MINSK, 6 May (BelTA) - Belarus was among the few countries that increased the inflow of net foreign direct investment last year, Belarus' Economy Minister Aleksandr Chervyakov said in an interview to the SB. Belarus Segodnya newspaper, BelTA has learned.
According to him, the competition for foreign investment has sharply increased in recent years. This is partly a consequence of weaker international investment flows triggered by the COVID-19 pandemic.

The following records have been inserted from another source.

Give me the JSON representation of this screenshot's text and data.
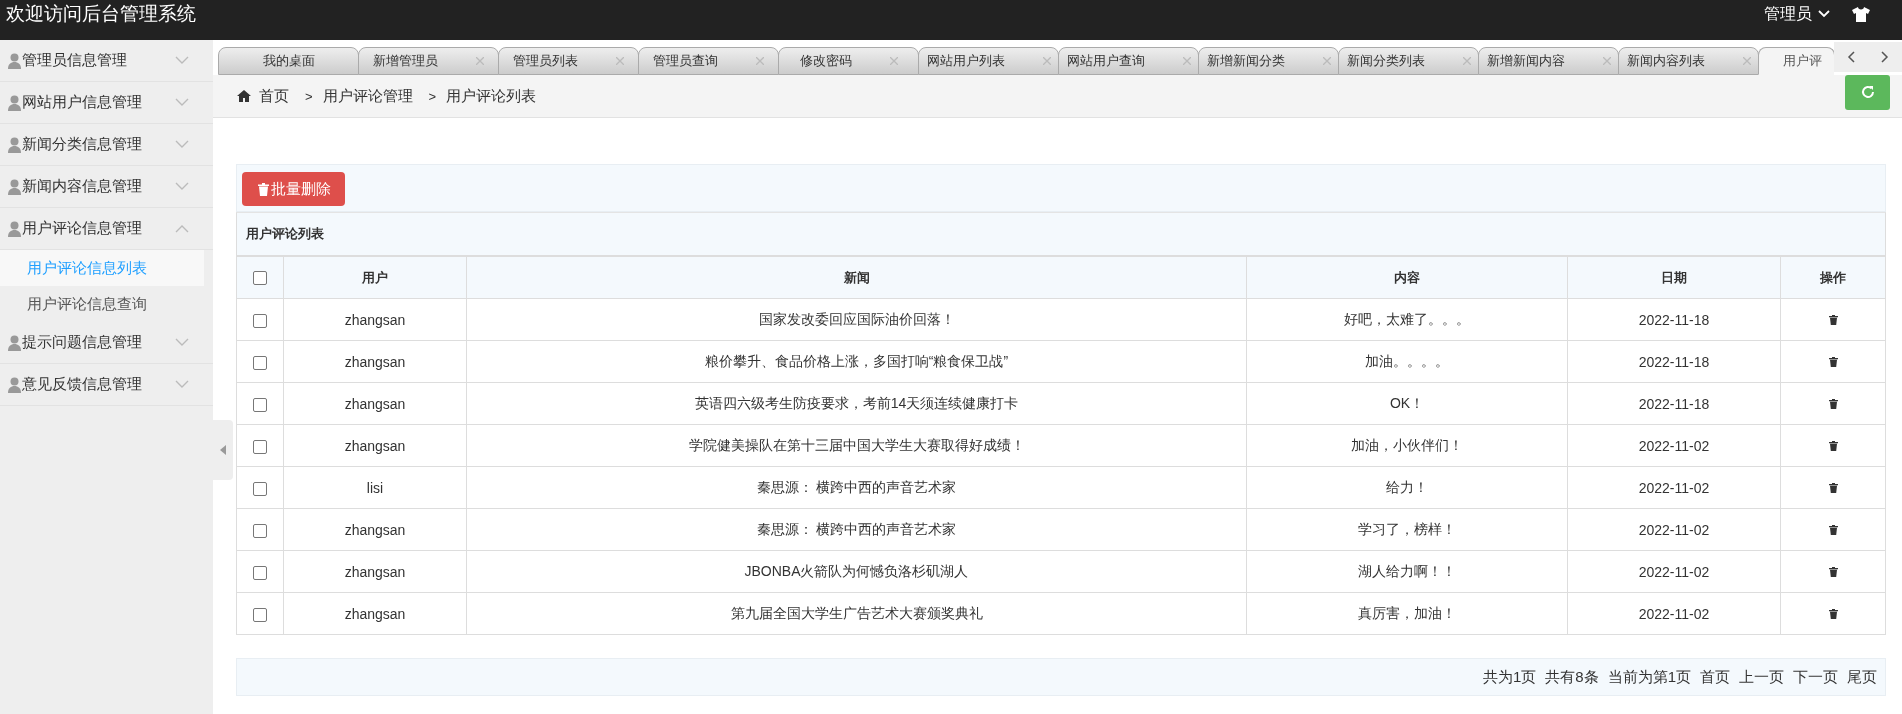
{
  "header": {
    "title": "欢迎访问后台管理系统",
    "user": "管理员"
  },
  "sidebar": {
    "groups": [
      {
        "label": "管理员信息管理",
        "expanded": false
      },
      {
        "label": "网站用户信息管理",
        "expanded": false
      },
      {
        "label": "新闻分类信息管理",
        "expanded": false
      },
      {
        "label": "新闻内容信息管理",
        "expanded": false
      },
      {
        "label": "用户评论信息管理",
        "expanded": true,
        "children": [
          {
            "label": "用户评论信息列表",
            "selected": true
          },
          {
            "label": "用户评论信息查询",
            "selected": false
          }
        ]
      },
      {
        "label": "提示问题信息管理",
        "expanded": false
      },
      {
        "label": "意见反馈信息管理",
        "expanded": false
      }
    ]
  },
  "tabs": [
    {
      "label": "我的桌面",
      "selected": false,
      "closable": false
    },
    {
      "label": "新增管理员",
      "selected": false,
      "closable": true
    },
    {
      "label": "管理员列表",
      "selected": false,
      "closable": true
    },
    {
      "label": "管理员查询",
      "selected": false,
      "closable": true
    },
    {
      "label": "修改密码",
      "selected": false,
      "closable": true
    },
    {
      "label": "网站用户列表",
      "selected": false,
      "closable": true
    },
    {
      "label": "网站用户查询",
      "selected": false,
      "closable": true
    },
    {
      "label": "新增新闻分类",
      "selected": false,
      "closable": true
    },
    {
      "label": "新闻分类列表",
      "selected": false,
      "closable": true
    },
    {
      "label": "新增新闻内容",
      "selected": false,
      "closable": true
    },
    {
      "label": "新闻内容列表",
      "selected": false,
      "closable": true
    },
    {
      "label": "用户评",
      "selected": true,
      "closable": false
    }
  ],
  "breadcrumb": [
    "首页",
    "用户评论管理",
    "用户评论列表"
  ],
  "breadcrumb_separator": ">",
  "bulk_delete": "批量删除",
  "table": {
    "title": "用户评论列表",
    "select_all": {
      "checked": false
    },
    "columns": [
      "用户",
      "新闻",
      "内容",
      "日期",
      "操作"
    ],
    "rows": [
      {
        "checked": false,
        "user": "zhangsan",
        "news": "国家发改委回应国际油价回落！",
        "content": "好吧，太难了。。。",
        "date": "2022-11-18"
      },
      {
        "checked": false,
        "user": "zhangsan",
        "news": "粮价攀升、食品价格上涨，多国打响“粮食保卫战”",
        "content": "加油。。。。",
        "date": "2022-11-18"
      },
      {
        "checked": false,
        "user": "zhangsan",
        "news": "英语四六级考生防疫要求，考前14天须连续健康打卡",
        "content": "OK！",
        "date": "2022-11-18"
      },
      {
        "checked": false,
        "user": "zhangsan",
        "news": "学院健美操队在第十三届中国大学生大赛取得好成绩！",
        "content": "加油，小伙伴们！",
        "date": "2022-11-02"
      },
      {
        "checked": false,
        "user": "lisi",
        "news": "秦思源： 横跨中西的声音艺术家",
        "content": "给力！",
        "date": "2022-11-02"
      },
      {
        "checked": false,
        "user": "zhangsan",
        "news": "秦思源： 横跨中西的声音艺术家",
        "content": "学习了，榜样！",
        "date": "2022-11-02"
      },
      {
        "checked": false,
        "user": "zhangsan",
        "news": "JBONBA火箭队为何憾负洛杉矶湖人",
        "content": "湖人给力啊！！",
        "date": "2022-11-02"
      },
      {
        "checked": false,
        "user": "zhangsan",
        "news": "第九届全国大学生广告艺术大赛颁奖典礼",
        "content": "真厉害，加油！",
        "date": "2022-11-02"
      }
    ]
  },
  "pagination": {
    "info": [
      "共为1页",
      "共有8条",
      "当前为第1页"
    ],
    "links": [
      "首页",
      "上一页",
      "下一页",
      "尾页"
    ]
  }
}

“According to UNCTAD's 2020 data, global foreign direct investment fell by 42%. The decline was 69% in developed countries, 12% in developing countries, and 77% in transition economies. Belarus was among the few countries to have increased the inflow of net foreign direct investment last year, up $1.4 billion, or 6.6%. This suggests that our economy has not lost its attractiveness and is still interesting for investors. It is especially important that the FDI structure has improved. The reinvestment rate exceeded 30%. This once again emphasizes the confidence and willingness of foreign investors to invest their profits in further development within our country,” the minister said.
Aleksandr Chervyakov added that last year 56 new residents were registered in the country's free economic zones and the Great Stone Industrial Park. The total volume of their declared investments made up some $280 million and 2,500 new jobs. Thirty residents of them are with foreign capital and total investments of $240 million and 1,500 new jobs. The biggest trade partner and investor in the Belarusian economy is Russia. It accounts for one fifth of all foreign capital in the country. The top five countries also include Cyprus, the Netherlands, Germany and the United States.

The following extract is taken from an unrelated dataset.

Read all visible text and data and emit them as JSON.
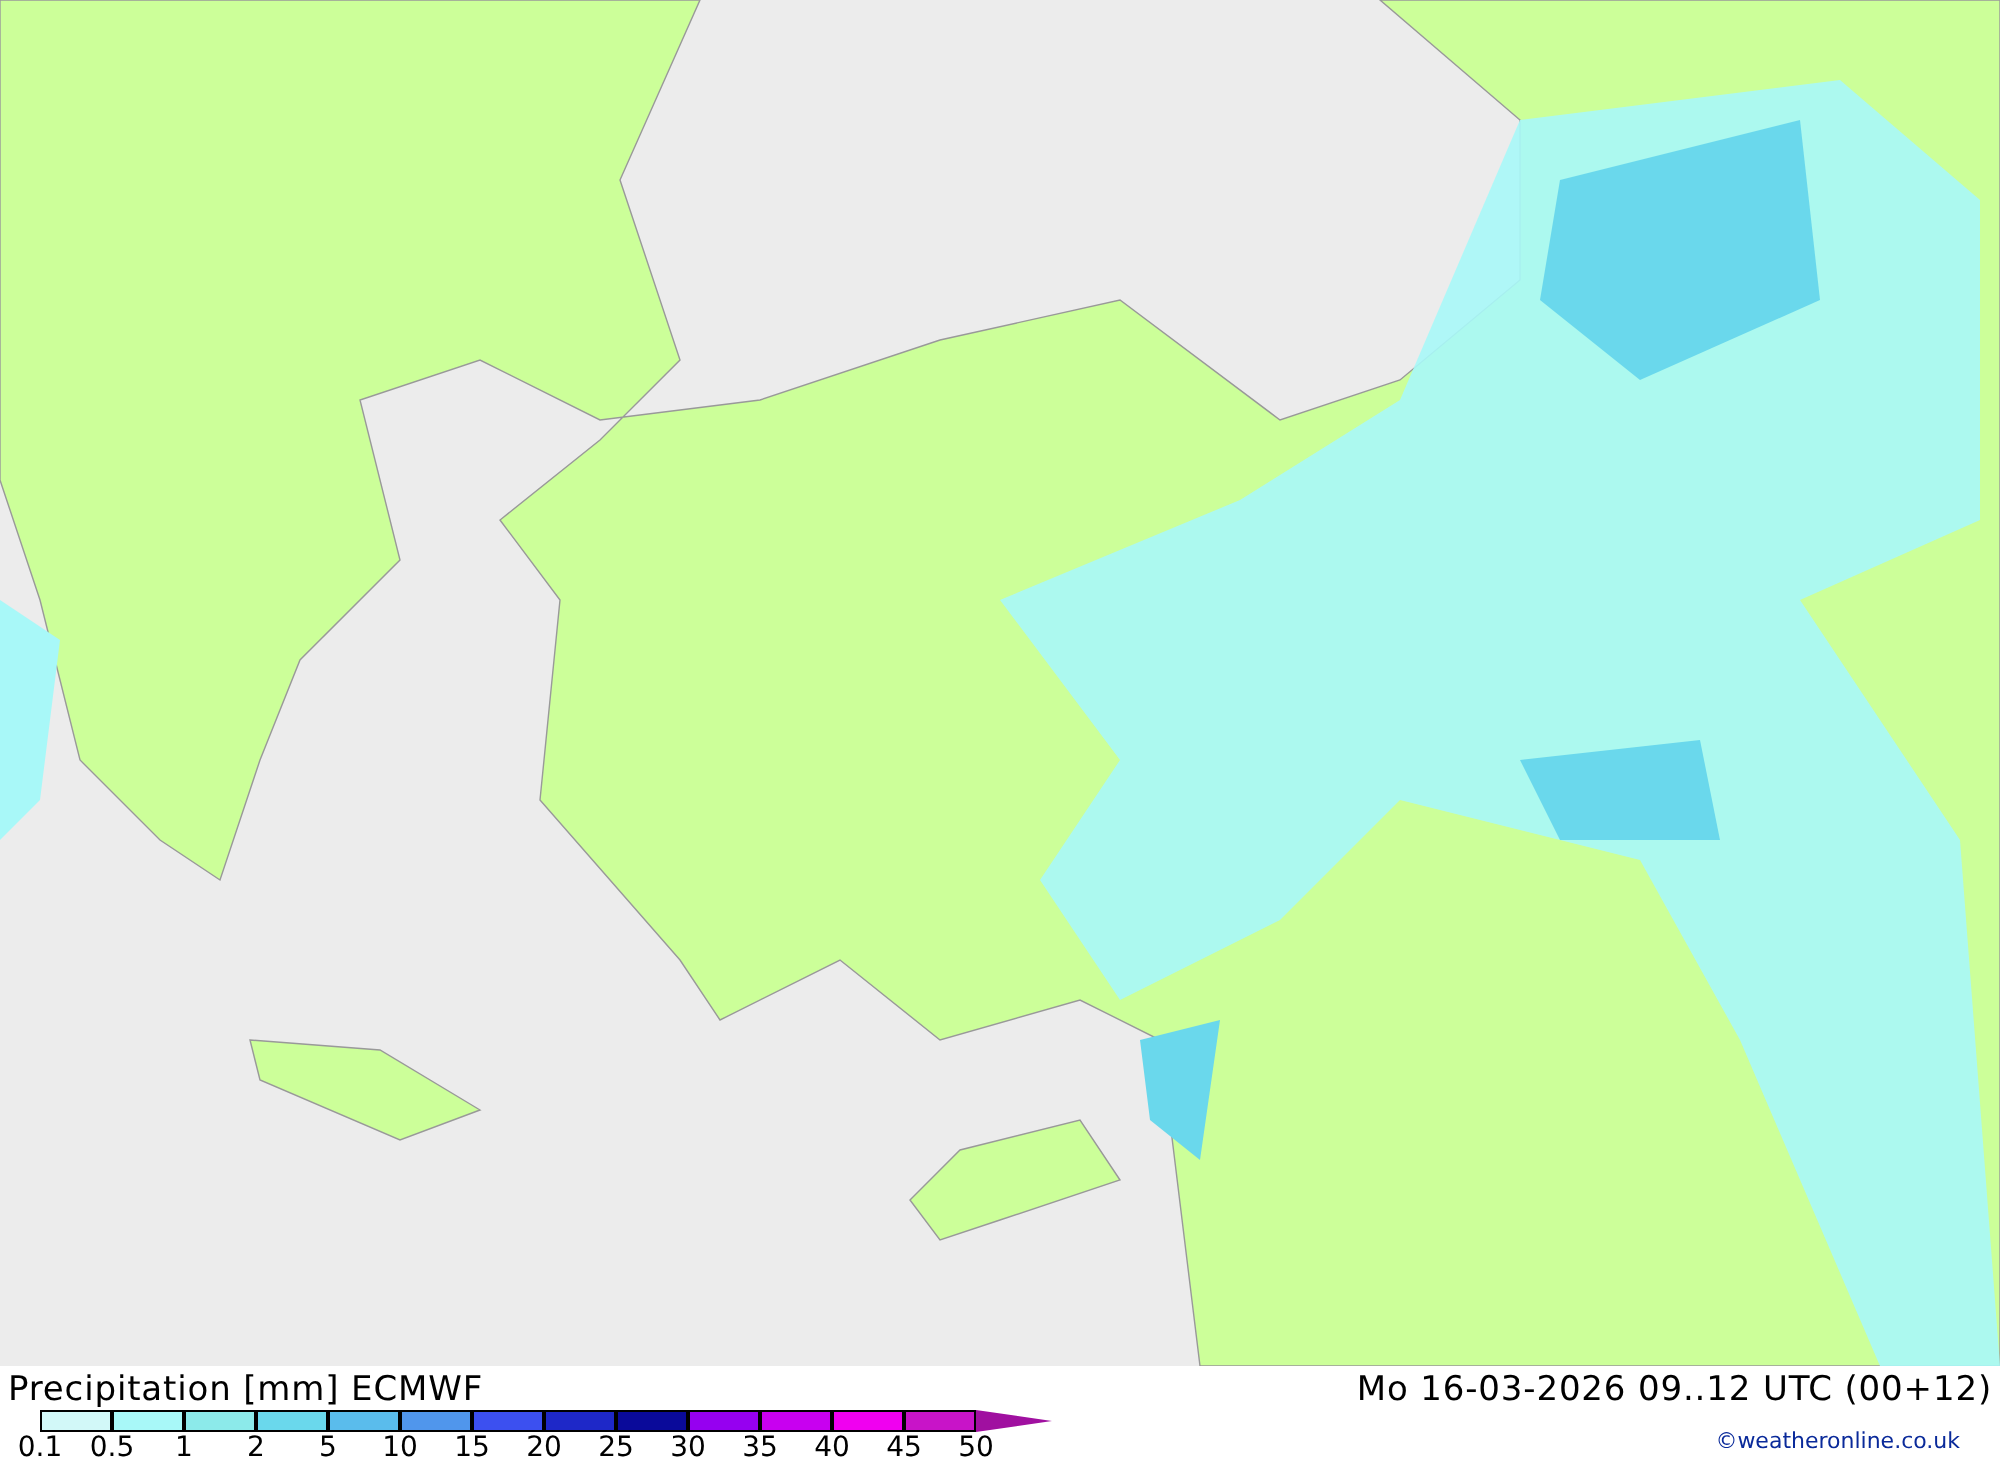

The new investment projects, launched in 2020, are focused on advanced processing of local raw materials. Such wood processing projects are implemented in Vitebsk Oblast and Grodno Oblast.
“Belarus' competitive advantages are well known. These are, of course, the advantageous geographical location at the junction of two major integration associations - the EU and the EAEU, developed transport communications and infrastructure, and also a highly qualified workforce and significant scientific and technical potential. Another important benefit is the presence of areas with preferential regimes for investors. We understand that in conditions of fierce competition for capital, it is necessary to create conditions that are at least no worse than those in the neighboring countries. We are working in this direction, carrying out extensive reforms aimed at improving the investment attractiveness. Transformations will affect a wide range of relations, with tax and investment legislation further improving,” the minister said.